Items from a data source »

*-*-*

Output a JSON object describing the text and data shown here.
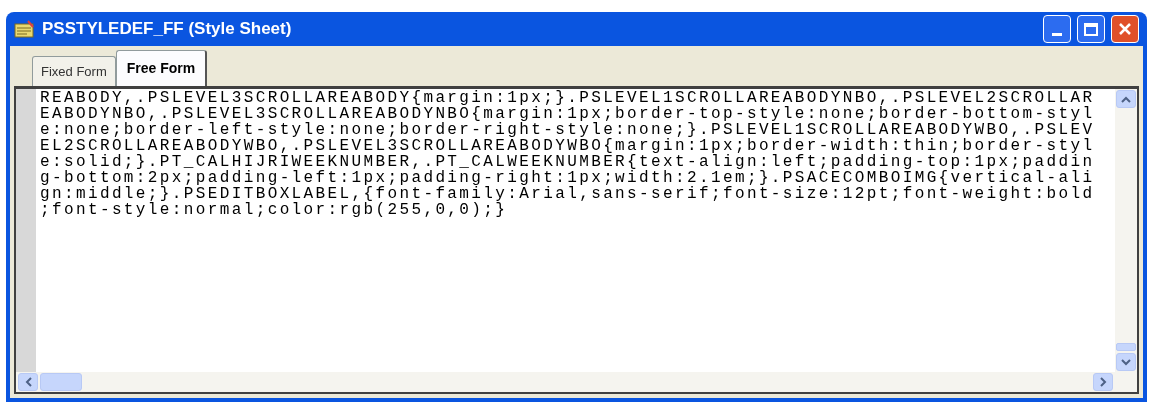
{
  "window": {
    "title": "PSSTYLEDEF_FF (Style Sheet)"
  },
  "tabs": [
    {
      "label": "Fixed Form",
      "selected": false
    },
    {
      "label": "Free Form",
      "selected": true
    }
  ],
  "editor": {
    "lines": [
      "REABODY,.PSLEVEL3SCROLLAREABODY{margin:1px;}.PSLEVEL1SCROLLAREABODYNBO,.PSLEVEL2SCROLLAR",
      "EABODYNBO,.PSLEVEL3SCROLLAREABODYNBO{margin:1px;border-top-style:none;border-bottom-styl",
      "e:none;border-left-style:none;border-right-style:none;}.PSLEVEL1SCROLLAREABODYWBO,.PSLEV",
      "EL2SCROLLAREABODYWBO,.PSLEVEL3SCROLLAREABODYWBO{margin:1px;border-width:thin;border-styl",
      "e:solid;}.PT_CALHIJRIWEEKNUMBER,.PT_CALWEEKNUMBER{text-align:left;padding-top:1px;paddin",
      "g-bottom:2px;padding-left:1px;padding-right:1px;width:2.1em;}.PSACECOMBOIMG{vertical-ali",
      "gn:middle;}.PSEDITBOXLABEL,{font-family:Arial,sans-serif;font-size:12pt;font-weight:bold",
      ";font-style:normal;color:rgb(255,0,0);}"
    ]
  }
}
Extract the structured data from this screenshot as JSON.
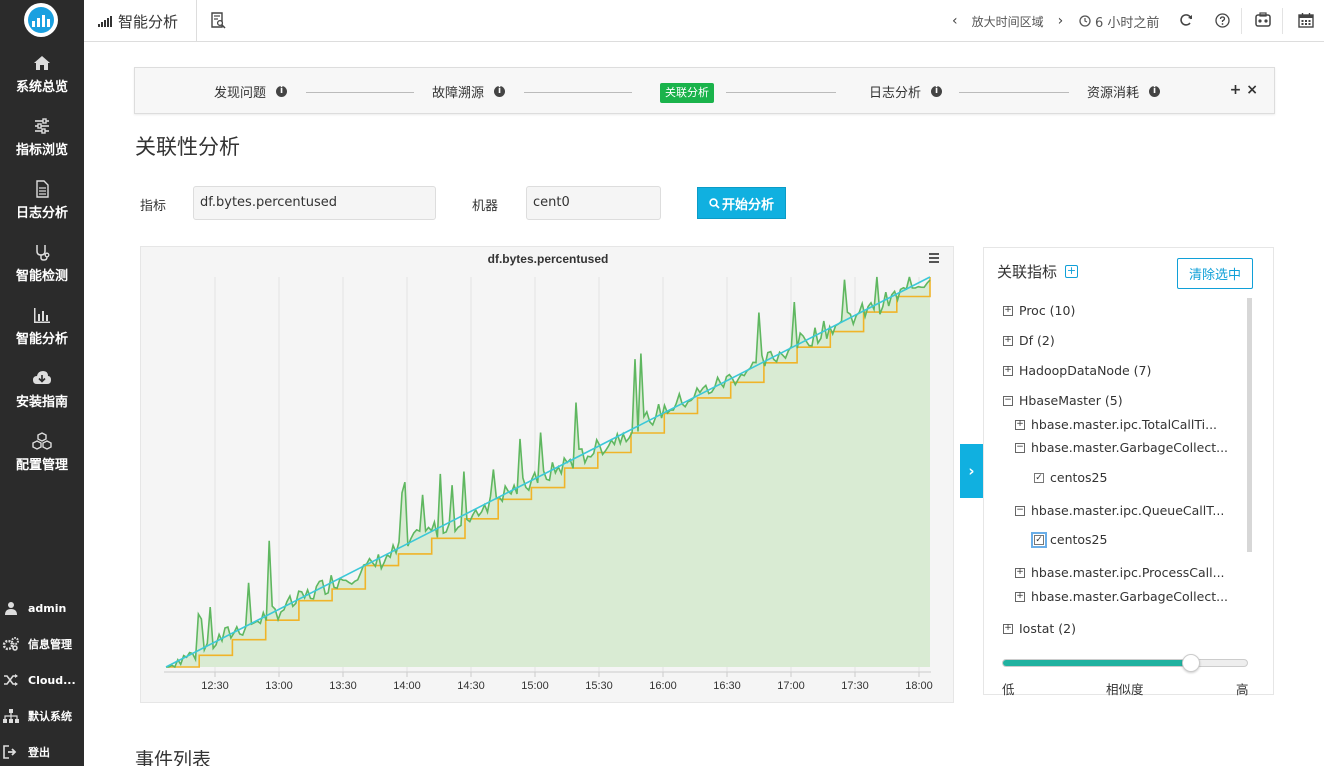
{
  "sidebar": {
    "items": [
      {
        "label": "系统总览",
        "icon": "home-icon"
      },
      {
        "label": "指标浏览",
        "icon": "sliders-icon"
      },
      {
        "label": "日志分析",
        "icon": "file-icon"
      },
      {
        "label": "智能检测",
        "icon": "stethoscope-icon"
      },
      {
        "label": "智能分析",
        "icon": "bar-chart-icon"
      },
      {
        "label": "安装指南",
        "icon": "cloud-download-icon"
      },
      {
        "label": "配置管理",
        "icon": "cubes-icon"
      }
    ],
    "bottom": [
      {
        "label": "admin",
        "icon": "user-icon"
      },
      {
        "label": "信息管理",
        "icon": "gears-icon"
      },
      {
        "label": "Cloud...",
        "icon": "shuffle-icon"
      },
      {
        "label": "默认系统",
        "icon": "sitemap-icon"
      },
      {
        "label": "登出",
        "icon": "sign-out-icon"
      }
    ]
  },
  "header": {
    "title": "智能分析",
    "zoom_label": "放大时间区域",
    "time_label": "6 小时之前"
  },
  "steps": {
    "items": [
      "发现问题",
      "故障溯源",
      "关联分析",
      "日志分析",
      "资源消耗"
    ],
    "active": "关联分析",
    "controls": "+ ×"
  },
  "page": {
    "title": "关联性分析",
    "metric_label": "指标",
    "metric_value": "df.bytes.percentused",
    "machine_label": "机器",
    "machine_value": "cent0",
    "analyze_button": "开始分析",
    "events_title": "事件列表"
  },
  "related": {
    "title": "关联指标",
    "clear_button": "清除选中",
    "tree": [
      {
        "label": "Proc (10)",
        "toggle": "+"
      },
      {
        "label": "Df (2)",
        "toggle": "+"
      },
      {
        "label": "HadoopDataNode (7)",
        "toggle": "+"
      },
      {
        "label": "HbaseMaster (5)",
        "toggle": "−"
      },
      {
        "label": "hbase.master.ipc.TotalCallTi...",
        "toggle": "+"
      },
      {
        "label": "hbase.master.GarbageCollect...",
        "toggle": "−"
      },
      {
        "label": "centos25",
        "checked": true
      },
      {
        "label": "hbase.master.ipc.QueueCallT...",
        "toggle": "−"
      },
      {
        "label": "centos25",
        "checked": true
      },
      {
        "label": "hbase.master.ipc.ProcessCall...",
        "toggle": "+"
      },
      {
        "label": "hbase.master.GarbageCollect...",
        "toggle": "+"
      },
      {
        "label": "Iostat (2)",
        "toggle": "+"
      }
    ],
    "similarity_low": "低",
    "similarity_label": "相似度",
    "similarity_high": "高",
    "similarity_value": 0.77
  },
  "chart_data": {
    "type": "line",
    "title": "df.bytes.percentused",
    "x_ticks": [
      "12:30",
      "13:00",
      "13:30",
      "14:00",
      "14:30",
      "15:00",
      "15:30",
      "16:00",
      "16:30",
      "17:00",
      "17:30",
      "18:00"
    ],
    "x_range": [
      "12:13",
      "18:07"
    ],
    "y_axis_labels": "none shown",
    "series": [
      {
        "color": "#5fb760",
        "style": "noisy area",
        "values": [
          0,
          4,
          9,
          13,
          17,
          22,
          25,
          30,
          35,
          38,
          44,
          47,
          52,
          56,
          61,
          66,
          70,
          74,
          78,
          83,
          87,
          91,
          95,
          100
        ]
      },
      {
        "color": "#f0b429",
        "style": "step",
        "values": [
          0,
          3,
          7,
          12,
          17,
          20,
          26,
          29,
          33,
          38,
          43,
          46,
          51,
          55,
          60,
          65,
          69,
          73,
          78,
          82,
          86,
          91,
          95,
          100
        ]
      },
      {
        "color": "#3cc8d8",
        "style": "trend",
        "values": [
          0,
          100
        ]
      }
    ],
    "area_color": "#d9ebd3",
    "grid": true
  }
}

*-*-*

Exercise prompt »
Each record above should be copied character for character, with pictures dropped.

Solution to this task »
Output a JSON object describing the text and data shown here.
{
  "window": {
    "title": "PSSTYLEDEF_FF (Style Sheet)"
  },
  "tabs": [
    {
      "label": "Fixed Form",
      "selected": false
    },
    {
      "label": "Free Form",
      "selected": true
    }
  ],
  "editor": {
    "lines": [
      "REABODY,.PSLEVEL3SCROLLAREABODY{margin:1px;}.PSLEVEL1SCROLLAREABODYNBO,.PSLEVEL2SCROLLAR",
      "EABODYNBO,.PSLEVEL3SCROLLAREABODYNBO{margin:1px;border-top-style:none;border-bottom-styl",
      "e:none;border-left-style:none;border-right-style:none;}.PSLEVEL1SCROLLAREABODYWBO,.PSLEV",
      "EL2SCROLLAREABODYWBO,.PSLEVEL3SCROLLAREABODYWBO{margin:1px;border-width:thin;border-styl",
      "e:solid;}.PT_CALHIJRIWEEKNUMBER,.PT_CALWEEKNUMBER{text-align:left;padding-top:1px;paddin",
      "g-bottom:2px;padding-left:1px;padding-right:1px;width:2.1em;}.PSACECOMBOIMG{vertical-ali",
      "gn:middle;}.PSEDITBOXLABEL,{font-family:Arial,sans-serif;font-size:12pt;font-weight:bold",
      ";font-style:normal;color:rgb(255,0,0);}"
    ]
  }
}
Extract the structured data from this screenshot as JSON.
{
  "sidebar": {
    "items": [
      {
        "label": "系统总览",
        "icon": "home-icon"
      },
      {
        "label": "指标浏览",
        "icon": "sliders-icon"
      },
      {
        "label": "日志分析",
        "icon": "file-icon"
      },
      {
        "label": "智能检测",
        "icon": "stethoscope-icon"
      },
      {
        "label": "智能分析",
        "icon": "bar-chart-icon"
      },
      {
        "label": "安装指南",
        "icon": "cloud-download-icon"
      },
      {
        "label": "配置管理",
        "icon": "cubes-icon"
      }
    ],
    "bottom": [
      {
        "label": "admin",
        "icon": "user-icon"
      },
      {
        "label": "信息管理",
        "icon": "gears-icon"
      },
      {
        "label": "Cloud...",
        "icon": "shuffle-icon"
      },
      {
        "label": "默认系统",
        "icon": "sitemap-icon"
      },
      {
        "label": "登出",
        "icon": "sign-out-icon"
      }
    ]
  },
  "header": {
    "title": "智能分析",
    "zoom_label": "放大时间区域",
    "time_label": "6 小时之前"
  },
  "steps": {
    "items": [
      "发现问题",
      "故障溯源",
      "关联分析",
      "日志分析",
      "资源消耗"
    ],
    "active": "关联分析",
    "controls": "+ ×"
  },
  "page": {
    "title": "关联性分析",
    "metric_label": "指标",
    "metric_value": "df.bytes.percentused",
    "machine_label": "机器",
    "machine_value": "cent0",
    "analyze_button": "开始分析",
    "events_title": "事件列表"
  },
  "related": {
    "title": "关联指标",
    "clear_button": "清除选中",
    "tree": [
      {
        "label": "Proc (10)",
        "toggle": "+"
      },
      {
        "label": "Df (2)",
        "toggle": "+"
      },
      {
        "label": "HadoopDataNode (7)",
        "toggle": "+"
      },
      {
        "label": "HbaseMaster (5)",
        "toggle": "−"
      },
      {
        "label": "hbase.master.ipc.TotalCallTi...",
        "toggle": "+"
      },
      {
        "label": "hbase.master.GarbageCollect...",
        "toggle": "−"
      },
      {
        "label": "centos25",
        "checked": true
      },
      {
        "label": "hbase.master.ipc.QueueCallT...",
        "toggle": "−"
      },
      {
        "label": "centos25",
        "checked": true
      },
      {
        "label": "hbase.master.ipc.ProcessCall...",
        "toggle": "+"
      },
      {
        "label": "hbase.master.GarbageCollect...",
        "toggle": "+"
      },
      {
        "label": "Iostat (2)",
        "toggle": "+"
      }
    ],
    "similarity_low": "低",
    "similarity_label": "相似度",
    "similarity_high": "高",
    "similarity_value": 0.77
  },
  "chart_data": {
    "type": "line",
    "title": "df.bytes.percentused",
    "x_ticks": [
      "12:30",
      "13:00",
      "13:30",
      "14:00",
      "14:30",
      "15:00",
      "15:30",
      "16:00",
      "16:30",
      "17:00",
      "17:30",
      "18:00"
    ],
    "x_range": [
      "12:13",
      "18:07"
    ],
    "y_axis_labels": "none shown",
    "series": [
      {
        "color": "#5fb760",
        "style": "noisy area",
        "values": [
          0,
          4,
          9,
          13,
          17,
          22,
          25,
          30,
          35,
          38,
          44,
          47,
          52,
          56,
          61,
          66,
          70,
          74,
          78,
          83,
          87,
          91,
          95,
          100
        ]
      },
      {
        "color": "#f0b429",
        "style": "step",
        "values": [
          0,
          3,
          7,
          12,
          17,
          20,
          26,
          29,
          33,
          38,
          43,
          46,
          51,
          55,
          60,
          65,
          69,
          73,
          78,
          82,
          86,
          91,
          95,
          100
        ]
      },
      {
        "color": "#3cc8d8",
        "style": "trend",
        "values": [
          0,
          100
        ]
      }
    ],
    "area_color": "#d9ebd3",
    "grid": true
  }
}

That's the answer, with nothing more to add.